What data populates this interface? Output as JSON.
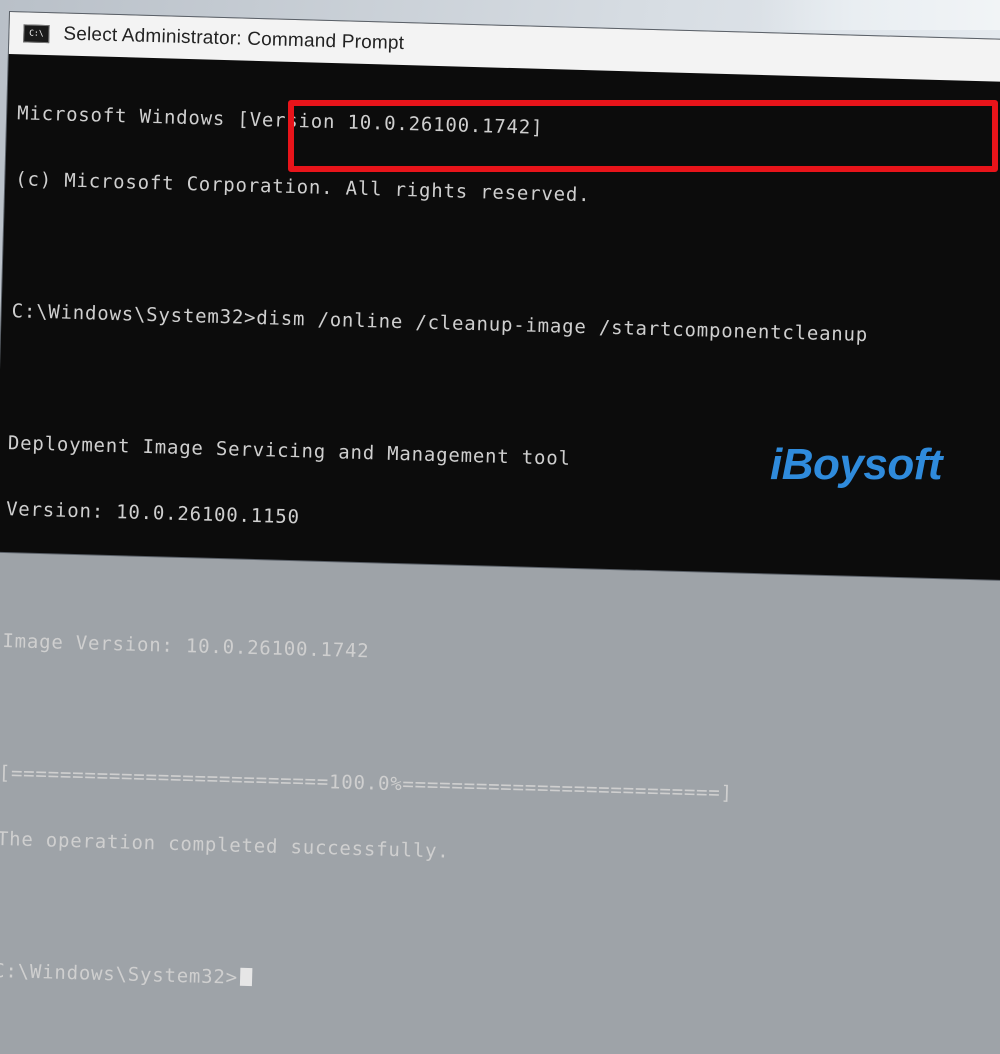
{
  "window": {
    "title": "Select Administrator: Command Prompt",
    "icon_name": "cmd-icon",
    "icon_glyph": "C:\\"
  },
  "console": {
    "lines": [
      "Microsoft Windows [Version 10.0.26100.1742]",
      "(c) Microsoft Corporation. All rights reserved.",
      "",
      "C:\\Windows\\System32>",
      "",
      "Deployment Image Servicing and Management tool",
      "Version: 10.0.26100.1150",
      "",
      "Image Version: 10.0.26100.1742",
      "",
      "[==========================100.0%==========================]",
      "The operation completed successfully.",
      "",
      "C:\\Windows\\System32>"
    ],
    "command": "dism /online /cleanup-image /startcomponentcleanup",
    "final_prompt": "C:\\Windows\\System32>",
    "progress_percent": 100.0
  },
  "annotation": {
    "highlight_color": "#e8141a"
  },
  "watermark": {
    "text": "iBoysoft",
    "color": "#2f8bdc"
  }
}
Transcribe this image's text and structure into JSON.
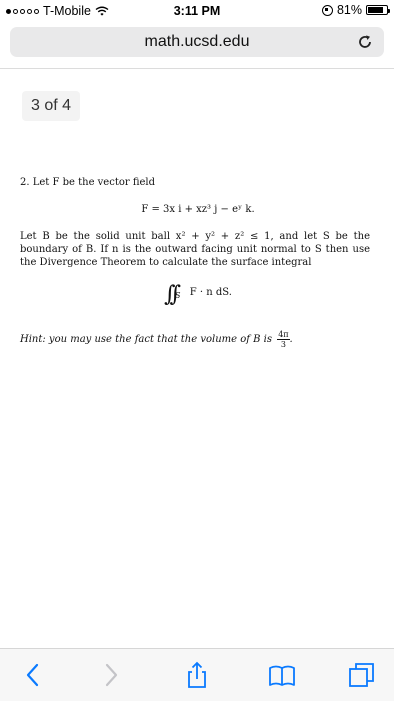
{
  "status_bar": {
    "carrier": "T-Mobile",
    "time": "3:11 PM",
    "battery": "81%",
    "battery_level": 0.81
  },
  "browser": {
    "url": "math.ucsd.edu"
  },
  "pdf": {
    "page_indicator": "3 of 4"
  },
  "problem": {
    "number": "2.",
    "intro": "Let F be the vector field",
    "equation": "F = 3x i + xz³ j − eʸ k.",
    "paragraph": "Let B be the solid unit ball x² + y² + z² ≤ 1, and let S be the boundary of B. If n is the outward facing unit normal to S then use the Divergence Theorem to calculate the surface integral",
    "integrand": "F · n dS.",
    "integral_subscript": "S",
    "hint_text": "Hint: you may use the fact that the volume of B is",
    "hint_num": "4π",
    "hint_den": "3"
  },
  "toolbar": {
    "icons": [
      "back-icon",
      "forward-icon",
      "share-icon",
      "bookmarks-icon",
      "tabs-icon"
    ]
  }
}
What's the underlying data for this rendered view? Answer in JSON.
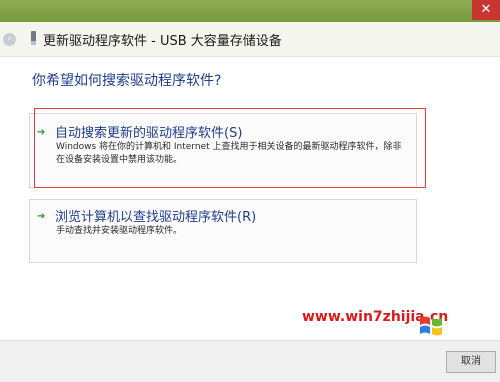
{
  "window": {
    "title": "更新驱动程序软件 - USB 大容量存储设备",
    "close_glyph": "✕",
    "back_glyph": "‹"
  },
  "main": {
    "question": "你希望如何搜索驱动程序软件?",
    "options": [
      {
        "title": "自动搜索更新的驱动程序软件(S)",
        "description": "Windows 将在你的计算机和 Internet 上查找用于相关设备的最新驱动程序软件，除非在设备安装设置中禁用该功能。"
      },
      {
        "title": "浏览计算机以查找驱动程序软件(R)",
        "description": "手动查找并安装驱动程序软件。"
      }
    ]
  },
  "footer": {
    "cancel_label": "取消"
  },
  "watermark": {
    "url": "www.win7zhijia.cn",
    "logo": "WiN7之家"
  },
  "colors": {
    "accent": "#1f3e8a",
    "highlight": "#e53a3a",
    "frame": "#7a9a3e"
  }
}
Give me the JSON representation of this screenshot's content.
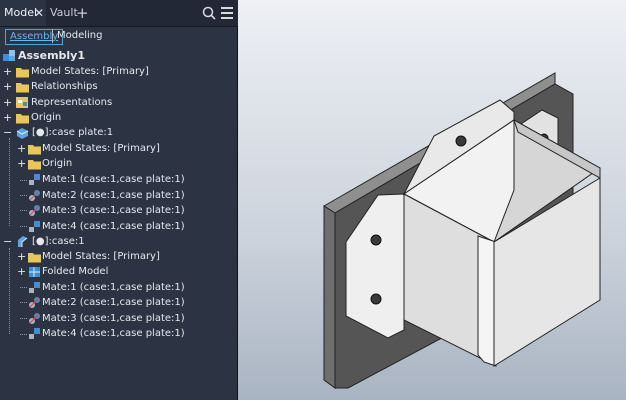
{
  "tabs": {
    "model_label": "Model",
    "close_glyph": "✕",
    "vault_label": "Vault",
    "add_glyph": "+"
  },
  "subtabs": {
    "assembly_label": "Assembly",
    "modeling_label": "Modeling"
  },
  "tree": {
    "root": "Assembly1",
    "root_model_states": "Model States: [Primary]",
    "relationships": "Relationships",
    "representations": "Representations",
    "origin": "Origin",
    "case_plate": {
      "label": "[●]:case plate:1",
      "model_states": "Model States: [Primary]",
      "origin": "Origin",
      "mates": [
        "Mate:1 (case:1,case plate:1)",
        "Mate:2 (case:1,case plate:1)",
        "Mate:3 (case:1,case plate:1)",
        "Mate:4 (case:1,case plate:1)"
      ]
    },
    "case": {
      "label": "[●]:case:1",
      "model_states": "Model States: [Primary]",
      "folded_model": "Folded Model",
      "mates": [
        "Mate:1 (case:1,case plate:1)",
        "Mate:2 (case:1,case plate:1)",
        "Mate:3 (case:1,case plate:1)",
        "Mate:4 (case:1,case plate:1)"
      ]
    }
  },
  "icons": {
    "search": "search-icon",
    "menu": "hamburger-menu-icon",
    "folder": "folder-icon",
    "assembly": "assembly-icon",
    "part": "part-icon",
    "mate": "mate-constraint-icon"
  },
  "colors": {
    "panel_bg": "#2c3444",
    "active_link": "#6ab5ee",
    "folder": "#e8c65a",
    "viewport_top": "#eef0f4",
    "viewport_bottom": "#a9b4c2"
  }
}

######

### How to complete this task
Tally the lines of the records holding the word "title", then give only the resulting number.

### Reply to the task
4